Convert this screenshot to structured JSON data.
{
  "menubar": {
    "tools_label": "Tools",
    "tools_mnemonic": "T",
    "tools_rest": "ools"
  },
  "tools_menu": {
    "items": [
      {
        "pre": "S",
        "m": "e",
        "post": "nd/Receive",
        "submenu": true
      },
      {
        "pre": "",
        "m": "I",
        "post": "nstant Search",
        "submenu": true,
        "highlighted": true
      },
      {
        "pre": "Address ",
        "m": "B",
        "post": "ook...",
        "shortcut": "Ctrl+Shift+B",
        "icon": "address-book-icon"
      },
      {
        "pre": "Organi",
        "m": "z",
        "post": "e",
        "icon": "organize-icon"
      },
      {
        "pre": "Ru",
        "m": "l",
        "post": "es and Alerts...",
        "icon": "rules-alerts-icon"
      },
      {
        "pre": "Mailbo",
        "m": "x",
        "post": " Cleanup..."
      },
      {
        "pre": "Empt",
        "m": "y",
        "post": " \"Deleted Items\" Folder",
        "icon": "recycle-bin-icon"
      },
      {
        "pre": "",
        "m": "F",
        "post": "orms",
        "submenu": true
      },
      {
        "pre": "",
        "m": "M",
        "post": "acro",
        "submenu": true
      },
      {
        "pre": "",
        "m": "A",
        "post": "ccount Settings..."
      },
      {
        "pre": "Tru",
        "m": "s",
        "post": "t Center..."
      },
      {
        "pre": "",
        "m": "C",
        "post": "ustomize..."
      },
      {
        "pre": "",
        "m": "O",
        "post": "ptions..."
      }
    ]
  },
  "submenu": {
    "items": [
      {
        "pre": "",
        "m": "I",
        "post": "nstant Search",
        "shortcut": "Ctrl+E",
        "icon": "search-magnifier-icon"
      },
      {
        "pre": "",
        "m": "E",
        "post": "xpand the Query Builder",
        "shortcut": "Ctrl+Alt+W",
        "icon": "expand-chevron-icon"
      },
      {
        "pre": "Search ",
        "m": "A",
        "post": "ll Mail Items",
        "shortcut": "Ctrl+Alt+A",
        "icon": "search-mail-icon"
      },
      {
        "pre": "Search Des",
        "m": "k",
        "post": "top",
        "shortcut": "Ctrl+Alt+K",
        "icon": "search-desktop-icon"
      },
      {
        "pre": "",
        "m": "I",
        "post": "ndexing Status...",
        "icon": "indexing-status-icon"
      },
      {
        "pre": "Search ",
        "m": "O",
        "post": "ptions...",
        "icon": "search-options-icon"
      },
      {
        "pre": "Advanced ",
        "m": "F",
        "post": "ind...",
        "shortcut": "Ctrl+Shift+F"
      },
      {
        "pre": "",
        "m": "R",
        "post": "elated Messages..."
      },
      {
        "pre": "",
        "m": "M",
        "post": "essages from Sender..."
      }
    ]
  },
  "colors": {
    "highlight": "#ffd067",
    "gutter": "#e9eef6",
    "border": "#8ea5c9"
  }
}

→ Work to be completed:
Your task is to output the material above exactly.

→ The answer:
Convert this screenshot to structured JSON data.
{
  "menubar": {
    "tools_label": "Tools",
    "tools_mnemonic": "T",
    "tools_rest": "ools"
  },
  "tools_menu": {
    "items": [
      {
        "pre": "S",
        "m": "e",
        "post": "nd/Receive",
        "submenu": true
      },
      {
        "pre": "",
        "m": "I",
        "post": "nstant Search",
        "submenu": true,
        "highlighted": true
      },
      {
        "pre": "Address ",
        "m": "B",
        "post": "ook...",
        "shortcut": "Ctrl+Shift+B",
        "icon": "address-book-icon"
      },
      {
        "pre": "Organi",
        "m": "z",
        "post": "e",
        "icon": "organize-icon"
      },
      {
        "pre": "Ru",
        "m": "l",
        "post": "es and Alerts...",
        "icon": "rules-alerts-icon"
      },
      {
        "pre": "Mailbo",
        "m": "x",
        "post": " Cleanup..."
      },
      {
        "pre": "Empt",
        "m": "y",
        "post": " \"Deleted Items\" Folder",
        "icon": "recycle-bin-icon"
      },
      {
        "pre": "",
        "m": "F",
        "post": "orms",
        "submenu": true
      },
      {
        "pre": "",
        "m": "M",
        "post": "acro",
        "submenu": true
      },
      {
        "pre": "",
        "m": "A",
        "post": "ccount Settings..."
      },
      {
        "pre": "Tru",
        "m": "s",
        "post": "t Center..."
      },
      {
        "pre": "",
        "m": "C",
        "post": "ustomize..."
      },
      {
        "pre": "",
        "m": "O",
        "post": "ptions..."
      }
    ]
  },
  "submenu": {
    "items": [
      {
        "pre": "",
        "m": "I",
        "post": "nstant Search",
        "shortcut": "Ctrl+E",
        "icon": "search-magnifier-icon"
      },
      {
        "pre": "",
        "m": "E",
        "post": "xpand the Query Builder",
        "shortcut": "Ctrl+Alt+W",
        "icon": "expand-chevron-icon"
      },
      {
        "pre": "Search ",
        "m": "A",
        "post": "ll Mail Items",
        "shortcut": "Ctrl+Alt+A",
        "icon": "search-mail-icon"
      },
      {
        "pre": "Search Des",
        "m": "k",
        "post": "top",
        "shortcut": "Ctrl+Alt+K",
        "icon": "search-desktop-icon"
      },
      {
        "pre": "",
        "m": "I",
        "post": "ndexing Status...",
        "icon": "indexing-status-icon"
      },
      {
        "pre": "Search ",
        "m": "O",
        "post": "ptions...",
        "icon": "search-options-icon"
      },
      {
        "pre": "Advanced ",
        "m": "F",
        "post": "ind...",
        "shortcut": "Ctrl+Shift+F"
      },
      {
        "pre": "",
        "m": "R",
        "post": "elated Messages..."
      },
      {
        "pre": "",
        "m": "M",
        "post": "essages from Sender..."
      }
    ]
  },
  "colors": {
    "highlight": "#ffd067",
    "gutter": "#e9eef6",
    "border": "#8ea5c9"
  }
}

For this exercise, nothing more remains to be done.